*** Begin section ***
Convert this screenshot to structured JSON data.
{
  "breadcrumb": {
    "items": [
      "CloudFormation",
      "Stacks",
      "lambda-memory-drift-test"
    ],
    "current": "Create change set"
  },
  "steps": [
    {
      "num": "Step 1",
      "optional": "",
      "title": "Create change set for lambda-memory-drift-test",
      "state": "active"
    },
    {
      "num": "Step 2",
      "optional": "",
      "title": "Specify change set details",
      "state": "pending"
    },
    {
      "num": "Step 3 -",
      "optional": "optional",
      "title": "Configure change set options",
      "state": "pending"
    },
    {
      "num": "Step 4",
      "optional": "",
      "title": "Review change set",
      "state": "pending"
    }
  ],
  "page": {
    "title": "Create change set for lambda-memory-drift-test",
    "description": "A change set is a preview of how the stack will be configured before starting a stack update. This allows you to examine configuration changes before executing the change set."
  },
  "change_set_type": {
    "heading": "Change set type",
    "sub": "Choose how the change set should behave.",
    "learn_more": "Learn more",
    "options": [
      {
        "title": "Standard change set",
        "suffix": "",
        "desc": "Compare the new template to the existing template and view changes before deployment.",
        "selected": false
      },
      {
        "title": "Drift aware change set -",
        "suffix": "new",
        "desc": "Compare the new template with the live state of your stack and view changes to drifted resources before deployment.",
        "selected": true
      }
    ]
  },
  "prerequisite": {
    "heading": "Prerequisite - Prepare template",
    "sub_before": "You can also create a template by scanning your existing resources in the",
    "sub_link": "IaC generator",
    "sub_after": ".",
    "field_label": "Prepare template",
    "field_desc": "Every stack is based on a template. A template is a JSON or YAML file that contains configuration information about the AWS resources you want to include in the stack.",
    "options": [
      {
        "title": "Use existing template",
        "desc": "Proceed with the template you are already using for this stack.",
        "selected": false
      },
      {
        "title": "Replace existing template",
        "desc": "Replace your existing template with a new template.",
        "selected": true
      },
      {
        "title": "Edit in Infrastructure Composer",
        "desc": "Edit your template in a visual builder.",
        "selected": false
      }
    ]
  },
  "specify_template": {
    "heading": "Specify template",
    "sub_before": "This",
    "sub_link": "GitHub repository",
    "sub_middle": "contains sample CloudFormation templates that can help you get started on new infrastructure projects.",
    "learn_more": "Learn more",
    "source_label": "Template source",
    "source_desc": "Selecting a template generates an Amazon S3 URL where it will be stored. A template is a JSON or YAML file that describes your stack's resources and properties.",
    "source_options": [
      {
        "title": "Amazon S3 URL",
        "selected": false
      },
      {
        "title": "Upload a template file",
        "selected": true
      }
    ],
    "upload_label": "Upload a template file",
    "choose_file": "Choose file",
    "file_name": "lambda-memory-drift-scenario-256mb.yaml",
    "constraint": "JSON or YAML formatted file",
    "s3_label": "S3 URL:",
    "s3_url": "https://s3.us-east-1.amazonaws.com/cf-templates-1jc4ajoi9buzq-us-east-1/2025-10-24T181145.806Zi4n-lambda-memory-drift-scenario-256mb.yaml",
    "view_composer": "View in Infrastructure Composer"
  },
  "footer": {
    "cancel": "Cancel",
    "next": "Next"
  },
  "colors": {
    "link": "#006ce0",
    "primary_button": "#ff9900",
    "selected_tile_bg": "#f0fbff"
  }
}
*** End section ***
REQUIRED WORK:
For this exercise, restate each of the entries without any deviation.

SOLUTION TO THE PROBLEM:
Convert this screenshot to structured JSON data.
{
  "breadcrumb": {
    "items": [
      "CloudFormation",
      "Stacks",
      "lambda-memory-drift-test"
    ],
    "current": "Create change set"
  },
  "steps": [
    {
      "num": "Step 1",
      "optional": "",
      "title": "Create change set for lambda-memory-drift-test",
      "state": "active"
    },
    {
      "num": "Step 2",
      "optional": "",
      "title": "Specify change set details",
      "state": "pending"
    },
    {
      "num": "Step 3 -",
      "optional": "optional",
      "title": "Configure change set options",
      "state": "pending"
    },
    {
      "num": "Step 4",
      "optional": "",
      "title": "Review change set",
      "state": "pending"
    }
  ],
  "page": {
    "title": "Create change set for lambda-memory-drift-test",
    "description": "A change set is a preview of how the stack will be configured before starting a stack update. This allows you to examine configuration changes before executing the change set."
  },
  "change_set_type": {
    "heading": "Change set type",
    "sub": "Choose how the change set should behave.",
    "learn_more": "Learn more",
    "options": [
      {
        "title": "Standard change set",
        "suffix": "",
        "desc": "Compare the new template to the existing template and view changes before deployment.",
        "selected": false
      },
      {
        "title": "Drift aware change set -",
        "suffix": "new",
        "desc": "Compare the new template with the live state of your stack and view changes to drifted resources before deployment.",
        "selected": true
      }
    ]
  },
  "prerequisite": {
    "heading": "Prerequisite - Prepare template",
    "sub_before": "You can also create a template by scanning your existing resources in the",
    "sub_link": "IaC generator",
    "sub_after": ".",
    "field_label": "Prepare template",
    "field_desc": "Every stack is based on a template. A template is a JSON or YAML file that contains configuration information about the AWS resources you want to include in the stack.",
    "options": [
      {
        "title": "Use existing template",
        "desc": "Proceed with the template you are already using for this stack.",
        "selected": false
      },
      {
        "title": "Replace existing template",
        "desc": "Replace your existing template with a new template.",
        "selected": true
      },
      {
        "title": "Edit in Infrastructure Composer",
        "desc": "Edit your template in a visual builder.",
        "selected": false
      }
    ]
  },
  "specify_template": {
    "heading": "Specify template",
    "sub_before": "This",
    "sub_link": "GitHub repository",
    "sub_middle": "contains sample CloudFormation templates that can help you get started on new infrastructure projects.",
    "learn_more": "Learn more",
    "source_label": "Template source",
    "source_desc": "Selecting a template generates an Amazon S3 URL where it will be stored. A template is a JSON or YAML file that describes your stack's resources and properties.",
    "source_options": [
      {
        "title": "Amazon S3 URL",
        "selected": false
      },
      {
        "title": "Upload a template file",
        "selected": true
      }
    ],
    "upload_label": "Upload a template file",
    "choose_file": "Choose file",
    "file_name": "lambda-memory-drift-scenario-256mb.yaml",
    "constraint": "JSON or YAML formatted file",
    "s3_label": "S3 URL:",
    "s3_url": "https://s3.us-east-1.amazonaws.com/cf-templates-1jc4ajoi9buzq-us-east-1/2025-10-24T181145.806Zi4n-lambda-memory-drift-scenario-256mb.yaml",
    "view_composer": "View in Infrastructure Composer"
  },
  "footer": {
    "cancel": "Cancel",
    "next": "Next"
  },
  "colors": {
    "link": "#006ce0",
    "primary_button": "#ff9900",
    "selected_tile_bg": "#f0fbff"
  }
}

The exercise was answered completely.